Entries from a dataset of interfaces
----------------------------------------
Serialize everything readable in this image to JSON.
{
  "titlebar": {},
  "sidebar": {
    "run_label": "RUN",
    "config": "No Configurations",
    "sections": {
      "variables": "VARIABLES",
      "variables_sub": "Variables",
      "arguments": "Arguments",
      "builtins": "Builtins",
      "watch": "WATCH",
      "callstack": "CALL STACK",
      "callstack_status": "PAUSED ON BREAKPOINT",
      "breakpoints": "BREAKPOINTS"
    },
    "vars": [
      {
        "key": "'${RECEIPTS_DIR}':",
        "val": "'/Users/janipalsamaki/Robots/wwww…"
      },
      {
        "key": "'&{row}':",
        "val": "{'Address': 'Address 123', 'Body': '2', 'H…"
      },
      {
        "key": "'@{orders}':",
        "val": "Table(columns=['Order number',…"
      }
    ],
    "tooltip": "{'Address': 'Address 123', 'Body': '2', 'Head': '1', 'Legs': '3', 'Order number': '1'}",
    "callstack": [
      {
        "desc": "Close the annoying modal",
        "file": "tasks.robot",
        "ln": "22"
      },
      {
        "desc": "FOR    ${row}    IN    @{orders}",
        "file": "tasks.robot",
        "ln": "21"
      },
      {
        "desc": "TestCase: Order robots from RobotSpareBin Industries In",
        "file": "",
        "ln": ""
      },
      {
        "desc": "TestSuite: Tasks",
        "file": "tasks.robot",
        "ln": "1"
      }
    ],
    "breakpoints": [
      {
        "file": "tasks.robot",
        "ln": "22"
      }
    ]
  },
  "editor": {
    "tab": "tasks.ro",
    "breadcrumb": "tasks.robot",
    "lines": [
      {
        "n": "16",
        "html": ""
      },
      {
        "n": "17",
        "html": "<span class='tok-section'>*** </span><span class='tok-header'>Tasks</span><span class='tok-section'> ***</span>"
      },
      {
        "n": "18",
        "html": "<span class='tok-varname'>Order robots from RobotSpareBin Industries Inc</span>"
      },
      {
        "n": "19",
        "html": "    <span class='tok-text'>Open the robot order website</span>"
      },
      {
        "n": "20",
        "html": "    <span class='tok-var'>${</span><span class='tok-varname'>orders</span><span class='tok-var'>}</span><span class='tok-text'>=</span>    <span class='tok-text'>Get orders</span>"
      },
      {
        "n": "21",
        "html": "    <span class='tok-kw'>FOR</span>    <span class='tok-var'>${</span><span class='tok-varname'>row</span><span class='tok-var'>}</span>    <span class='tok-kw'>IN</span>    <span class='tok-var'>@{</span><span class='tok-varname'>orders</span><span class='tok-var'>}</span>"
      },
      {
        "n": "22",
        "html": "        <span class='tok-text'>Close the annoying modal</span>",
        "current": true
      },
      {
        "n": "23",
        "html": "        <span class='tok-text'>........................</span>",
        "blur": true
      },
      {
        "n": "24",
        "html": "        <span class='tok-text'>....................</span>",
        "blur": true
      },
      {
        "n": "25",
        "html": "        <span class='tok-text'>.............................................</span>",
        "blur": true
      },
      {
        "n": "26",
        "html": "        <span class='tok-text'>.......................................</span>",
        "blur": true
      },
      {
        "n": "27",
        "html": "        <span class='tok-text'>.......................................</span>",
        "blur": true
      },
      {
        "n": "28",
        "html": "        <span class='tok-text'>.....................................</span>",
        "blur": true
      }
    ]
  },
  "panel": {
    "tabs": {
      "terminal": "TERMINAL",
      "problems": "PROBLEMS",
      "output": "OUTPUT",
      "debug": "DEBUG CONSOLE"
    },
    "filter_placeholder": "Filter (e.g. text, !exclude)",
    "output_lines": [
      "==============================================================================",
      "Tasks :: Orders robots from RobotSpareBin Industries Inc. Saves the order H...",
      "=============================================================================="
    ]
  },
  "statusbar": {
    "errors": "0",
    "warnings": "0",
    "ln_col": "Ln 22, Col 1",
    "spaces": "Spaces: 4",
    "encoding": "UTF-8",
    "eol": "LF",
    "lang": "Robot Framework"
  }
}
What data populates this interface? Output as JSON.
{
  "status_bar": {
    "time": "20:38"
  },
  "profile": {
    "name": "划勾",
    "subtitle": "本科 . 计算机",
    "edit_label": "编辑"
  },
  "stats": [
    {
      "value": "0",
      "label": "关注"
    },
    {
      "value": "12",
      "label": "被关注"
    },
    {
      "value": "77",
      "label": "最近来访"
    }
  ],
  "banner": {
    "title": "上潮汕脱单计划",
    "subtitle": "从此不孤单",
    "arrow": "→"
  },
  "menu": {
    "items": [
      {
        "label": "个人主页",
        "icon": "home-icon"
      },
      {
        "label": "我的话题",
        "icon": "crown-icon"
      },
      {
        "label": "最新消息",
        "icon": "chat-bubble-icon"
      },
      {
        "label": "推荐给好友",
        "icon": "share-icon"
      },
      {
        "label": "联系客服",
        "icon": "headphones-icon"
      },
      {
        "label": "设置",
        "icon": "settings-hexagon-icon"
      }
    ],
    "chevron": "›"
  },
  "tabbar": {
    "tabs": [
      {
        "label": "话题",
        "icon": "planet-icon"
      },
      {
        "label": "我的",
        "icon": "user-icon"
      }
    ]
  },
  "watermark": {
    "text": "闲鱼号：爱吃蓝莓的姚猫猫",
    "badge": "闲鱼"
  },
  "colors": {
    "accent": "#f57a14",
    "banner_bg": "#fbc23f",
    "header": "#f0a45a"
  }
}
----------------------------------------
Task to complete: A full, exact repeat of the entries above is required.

Expected output:
Serialize everything readable in this image to JSON.
{
  "titlebar": {},
  "sidebar": {
    "run_label": "RUN",
    "config": "No Configurations",
    "sections": {
      "variables": "VARIABLES",
      "variables_sub": "Variables",
      "arguments": "Arguments",
      "builtins": "Builtins",
      "watch": "WATCH",
      "callstack": "CALL STACK",
      "callstack_status": "PAUSED ON BREAKPOINT",
      "breakpoints": "BREAKPOINTS"
    },
    "vars": [
      {
        "key": "'${RECEIPTS_DIR}':",
        "val": "'/Users/janipalsamaki/Robots/wwww…"
      },
      {
        "key": "'&{row}':",
        "val": "{'Address': 'Address 123', 'Body': '2', 'H…"
      },
      {
        "key": "'@{orders}':",
        "val": "Table(columns=['Order number',…"
      }
    ],
    "tooltip": "{'Address': 'Address 123', 'Body': '2', 'Head': '1', 'Legs': '3', 'Order number': '1'}",
    "callstack": [
      {
        "desc": "Close the annoying modal",
        "file": "tasks.robot",
        "ln": "22"
      },
      {
        "desc": "FOR    ${row}    IN    @{orders}",
        "file": "tasks.robot",
        "ln": "21"
      },
      {
        "desc": "TestCase: Order robots from RobotSpareBin Industries In",
        "file": "",
        "ln": ""
      },
      {
        "desc": "TestSuite: Tasks",
        "file": "tasks.robot",
        "ln": "1"
      }
    ],
    "breakpoints": [
      {
        "file": "tasks.robot",
        "ln": "22"
      }
    ]
  },
  "editor": {
    "tab": "tasks.ro",
    "breadcrumb": "tasks.robot",
    "lines": [
      {
        "n": "16",
        "html": ""
      },
      {
        "n": "17",
        "html": "<span class='tok-section'>*** </span><span class='tok-header'>Tasks</span><span class='tok-section'> ***</span>"
      },
      {
        "n": "18",
        "html": "<span class='tok-varname'>Order robots from RobotSpareBin Industries Inc</span>"
      },
      {
        "n": "19",
        "html": "    <span class='tok-text'>Open the robot order website</span>"
      },
      {
        "n": "20",
        "html": "    <span class='tok-var'>${</span><span class='tok-varname'>orders</span><span class='tok-var'>}</span><span class='tok-text'>=</span>    <span class='tok-text'>Get orders</span>"
      },
      {
        "n": "21",
        "html": "    <span class='tok-kw'>FOR</span>    <span class='tok-var'>${</span><span class='tok-varname'>row</span><span class='tok-var'>}</span>    <span class='tok-kw'>IN</span>    <span class='tok-var'>@{</span><span class='tok-varname'>orders</span><span class='tok-var'>}</span>"
      },
      {
        "n": "22",
        "html": "        <span class='tok-text'>Close the annoying modal</span>",
        "current": true
      },
      {
        "n": "23",
        "html": "        <span class='tok-text'>........................</span>",
        "blur": true
      },
      {
        "n": "24",
        "html": "        <span class='tok-text'>....................</span>",
        "blur": true
      },
      {
        "n": "25",
        "html": "        <span class='tok-text'>.............................................</span>",
        "blur": true
      },
      {
        "n": "26",
        "html": "        <span class='tok-text'>.......................................</span>",
        "blur": true
      },
      {
        "n": "27",
        "html": "        <span class='tok-text'>.......................................</span>",
        "blur": true
      },
      {
        "n": "28",
        "html": "        <span class='tok-text'>.....................................</span>",
        "blur": true
      }
    ]
  },
  "panel": {
    "tabs": {
      "terminal": "TERMINAL",
      "problems": "PROBLEMS",
      "output": "OUTPUT",
      "debug": "DEBUG CONSOLE"
    },
    "filter_placeholder": "Filter (e.g. text, !exclude)",
    "output_lines": [
      "==============================================================================",
      "Tasks :: Orders robots from RobotSpareBin Industries Inc. Saves the order H...",
      "=============================================================================="
    ]
  },
  "statusbar": {
    "errors": "0",
    "warnings": "0",
    "ln_col": "Ln 22, Col 1",
    "spaces": "Spaces: 4",
    "encoding": "UTF-8",
    "eol": "LF",
    "lang": "Robot Framework"
  }
}
What data populates this interface? Output as JSON.
{
  "status_bar": {
    "time": "20:38"
  },
  "profile": {
    "name": "划勾",
    "subtitle": "本科 . 计算机",
    "edit_label": "编辑"
  },
  "stats": [
    {
      "value": "0",
      "label": "关注"
    },
    {
      "value": "12",
      "label": "被关注"
    },
    {
      "value": "77",
      "label": "最近来访"
    }
  ],
  "banner": {
    "title": "上潮汕脱单计划",
    "subtitle": "从此不孤单",
    "arrow": "→"
  },
  "menu": {
    "items": [
      {
        "label": "个人主页",
        "icon": "home-icon"
      },
      {
        "label": "我的话题",
        "icon": "crown-icon"
      },
      {
        "label": "最新消息",
        "icon": "chat-bubble-icon"
      },
      {
        "label": "推荐给好友",
        "icon": "share-icon"
      },
      {
        "label": "联系客服",
        "icon": "headphones-icon"
      },
      {
        "label": "设置",
        "icon": "settings-hexagon-icon"
      }
    ],
    "chevron": "›"
  },
  "tabbar": {
    "tabs": [
      {
        "label": "话题",
        "icon": "planet-icon"
      },
      {
        "label": "我的",
        "icon": "user-icon"
      }
    ]
  },
  "watermark": {
    "text": "闲鱼号：爱吃蓝莓的姚猫猫",
    "badge": "闲鱼"
  },
  "colors": {
    "accent": "#f57a14",
    "banner_bg": "#fbc23f",
    "header": "#f0a45a"
  }
}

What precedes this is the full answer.